[Extracted records]
* * * * * * * * *

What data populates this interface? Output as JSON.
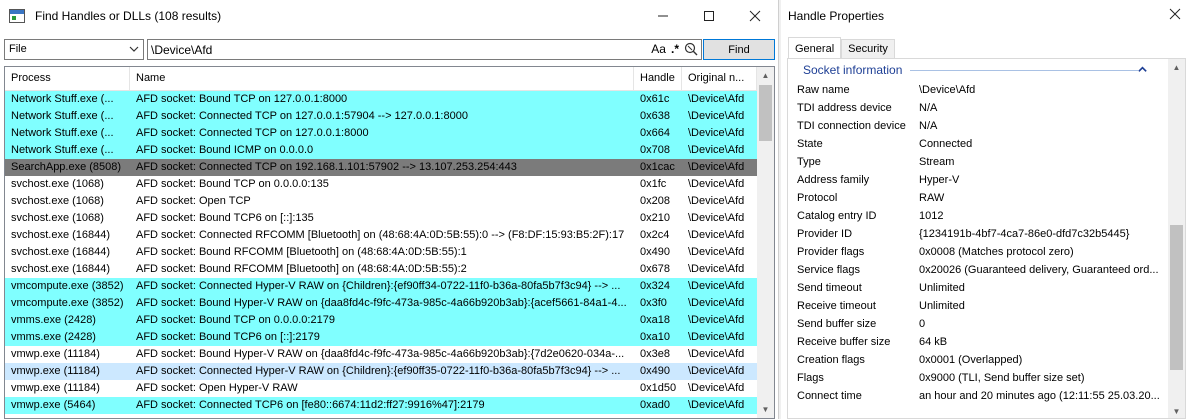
{
  "left_window": {
    "title": "Find Handles or DLLs (108 results)",
    "minimize_glyph": "—",
    "maximize_glyph": "☐",
    "close_glyph": "✕",
    "filter_type": "File",
    "query": "\\Device\\Afd",
    "case_toggle": "Aa",
    "regex_toggle": ".*",
    "find_label": "Find",
    "columns": [
      "Process",
      "Name",
      "Handle",
      "Original n..."
    ],
    "rows": [
      {
        "style": "cyan",
        "process": "Network Stuff.exe (...",
        "name": "AFD socket: Bound TCP on 127.0.0.1:8000",
        "handle": "0x61c",
        "orig": "\\Device\\Afd"
      },
      {
        "style": "cyan",
        "process": "Network Stuff.exe (...",
        "name": "AFD socket: Connected TCP on 127.0.0.1:57904 --> 127.0.0.1:8000",
        "handle": "0x638",
        "orig": "\\Device\\Afd"
      },
      {
        "style": "cyan",
        "process": "Network Stuff.exe (...",
        "name": "AFD socket: Connected TCP on 127.0.0.1:8000",
        "handle": "0x664",
        "orig": "\\Device\\Afd"
      },
      {
        "style": "cyan",
        "process": "Network Stuff.exe (...",
        "name": "AFD socket: Bound ICMP on 0.0.0.0",
        "handle": "0x708",
        "orig": "\\Device\\Afd"
      },
      {
        "style": "dark",
        "process": "SearchApp.exe (8508)",
        "name": "AFD socket: Connected TCP on 192.168.1.101:57902 --> 13.107.253.254:443",
        "handle": "0x1cac",
        "orig": "\\Device\\Afd"
      },
      {
        "style": "plain",
        "process": "svchost.exe (1068)",
        "name": "AFD socket: Bound TCP on 0.0.0.0:135",
        "handle": "0x1fc",
        "orig": "\\Device\\Afd"
      },
      {
        "style": "plain",
        "process": "svchost.exe (1068)",
        "name": "AFD socket: Open TCP",
        "handle": "0x208",
        "orig": "\\Device\\Afd"
      },
      {
        "style": "plain",
        "process": "svchost.exe (1068)",
        "name": "AFD socket: Bound TCP6 on [::]:135",
        "handle": "0x210",
        "orig": "\\Device\\Afd"
      },
      {
        "style": "plain",
        "process": "svchost.exe (16844)",
        "name": "AFD socket: Connected RFCOMM [Bluetooth] on (48:68:4A:0D:5B:55):0 --> (F8:DF:15:93:B5:2F):17",
        "handle": "0x2c4",
        "orig": "\\Device\\Afd"
      },
      {
        "style": "plain",
        "process": "svchost.exe (16844)",
        "name": "AFD socket: Bound RFCOMM [Bluetooth] on (48:68:4A:0D:5B:55):1",
        "handle": "0x490",
        "orig": "\\Device\\Afd"
      },
      {
        "style": "plain",
        "process": "svchost.exe (16844)",
        "name": "AFD socket: Bound RFCOMM [Bluetooth] on (48:68:4A:0D:5B:55):2",
        "handle": "0x678",
        "orig": "\\Device\\Afd"
      },
      {
        "style": "cyan",
        "process": "vmcompute.exe (3852)",
        "name": "AFD socket: Connected Hyper-V RAW on {Children}:{ef90ff34-0722-11f0-b36a-80fa5b7f3c94} --> ...",
        "handle": "0x324",
        "orig": "\\Device\\Afd"
      },
      {
        "style": "cyan",
        "process": "vmcompute.exe (3852)",
        "name": "AFD socket: Bound Hyper-V RAW on {daa8fd4c-f9fc-473a-985c-4a66b920b3ab}:{acef5661-84a1-4...",
        "handle": "0x3f0",
        "orig": "\\Device\\Afd"
      },
      {
        "style": "cyan",
        "process": "vmms.exe (2428)",
        "name": "AFD socket: Bound TCP on 0.0.0.0:2179",
        "handle": "0xa18",
        "orig": "\\Device\\Afd"
      },
      {
        "style": "cyan",
        "process": "vmms.exe (2428)",
        "name": "AFD socket: Bound TCP6 on [::]:2179",
        "handle": "0xa10",
        "orig": "\\Device\\Afd"
      },
      {
        "style": "plain",
        "process": "vmwp.exe (11184)",
        "name": "AFD socket: Bound Hyper-V RAW on {daa8fd4c-f9fc-473a-985c-4a66b920b3ab}:{7d2e0620-034a-...",
        "handle": "0x3e8",
        "orig": "\\Device\\Afd"
      },
      {
        "style": "sel",
        "process": "vmwp.exe (11184)",
        "name": "AFD socket: Connected Hyper-V RAW on {Children}:{ef90ff35-0722-11f0-b36a-80fa5b7f3c94} --> ...",
        "handle": "0x490",
        "orig": "\\Device\\Afd"
      },
      {
        "style": "plain",
        "process": "vmwp.exe (11184)",
        "name": "AFD socket: Open Hyper-V RAW",
        "handle": "0x1d50",
        "orig": "\\Device\\Afd"
      },
      {
        "style": "cyan",
        "process": "vmwp.exe (5464)",
        "name": "AFD socket: Connected TCP6 on [fe80::6674:11d2:ff27:9916%47]:2179",
        "handle": "0xad0",
        "orig": "\\Device\\Afd"
      }
    ]
  },
  "right_window": {
    "title": "Handle Properties",
    "close_glyph": "✕",
    "tabs": [
      "General",
      "Security"
    ],
    "group_title": "Socket information",
    "properties": [
      {
        "label": "Raw name",
        "value": "\\Device\\Afd"
      },
      {
        "label": "TDI address device",
        "value": "N/A"
      },
      {
        "label": "TDI connection device",
        "value": "N/A"
      },
      {
        "label": "State",
        "value": "Connected"
      },
      {
        "label": "Type",
        "value": "Stream"
      },
      {
        "label": "Address family",
        "value": "Hyper-V"
      },
      {
        "label": "Protocol",
        "value": "RAW"
      },
      {
        "label": "Catalog entry ID",
        "value": "1012"
      },
      {
        "label": "Provider ID",
        "value": "{1234191b-4bf7-4ca7-86e0-dfd7c32b5445}"
      },
      {
        "label": "Provider flags",
        "value": "0x0008 (Matches protocol zero)"
      },
      {
        "label": "Service flags",
        "value": "0x20026 (Guaranteed delivery, Guaranteed ord..."
      },
      {
        "label": "Send timeout",
        "value": "Unlimited"
      },
      {
        "label": "Receive timeout",
        "value": "Unlimited"
      },
      {
        "label": "Send buffer size",
        "value": "0"
      },
      {
        "label": "Receive buffer size",
        "value": "64 kB"
      },
      {
        "label": "Creation flags",
        "value": "0x0001 (Overlapped)"
      },
      {
        "label": "Flags",
        "value": "0x9000 (TLI, Send buffer size set)"
      },
      {
        "label": "Connect time",
        "value": "an hour and 20 minutes ago (12:11:55 25.03.20..."
      }
    ]
  },
  "colors": {
    "highlight_cyan": "#80ffff",
    "highlight_gray": "#7b7b7b",
    "selected": "#cce8ff",
    "accent_blue": "#0078d7"
  }
}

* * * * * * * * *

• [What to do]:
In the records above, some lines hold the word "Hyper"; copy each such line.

• [Exercise solution]:
        "name": "AFD socket: Connected Hyper-V RAW on {Children}:{ef90ff34-0722-11f0-b36a-80fa5b7f3c94} --> ...",
        "name": "AFD socket: Bound Hyper-V RAW on {daa8fd4c-f9fc-473a-985c-4a66b920b3ab}:{acef5661-84a1-4...",
        "name": "AFD socket: Bound Hyper-V RAW on {daa8fd4c-f9fc-473a-985c-4a66b920b3ab}:{7d2e0620-034a-...",
        "name": "AFD socket: Connected Hyper-V RAW on {Children}:{ef90ff35-0722-11f0-b36a-80fa5b7f3c94} --> ...",
        "name": "AFD socket: Open Hyper-V RAW",
        "value": "Hyper-V"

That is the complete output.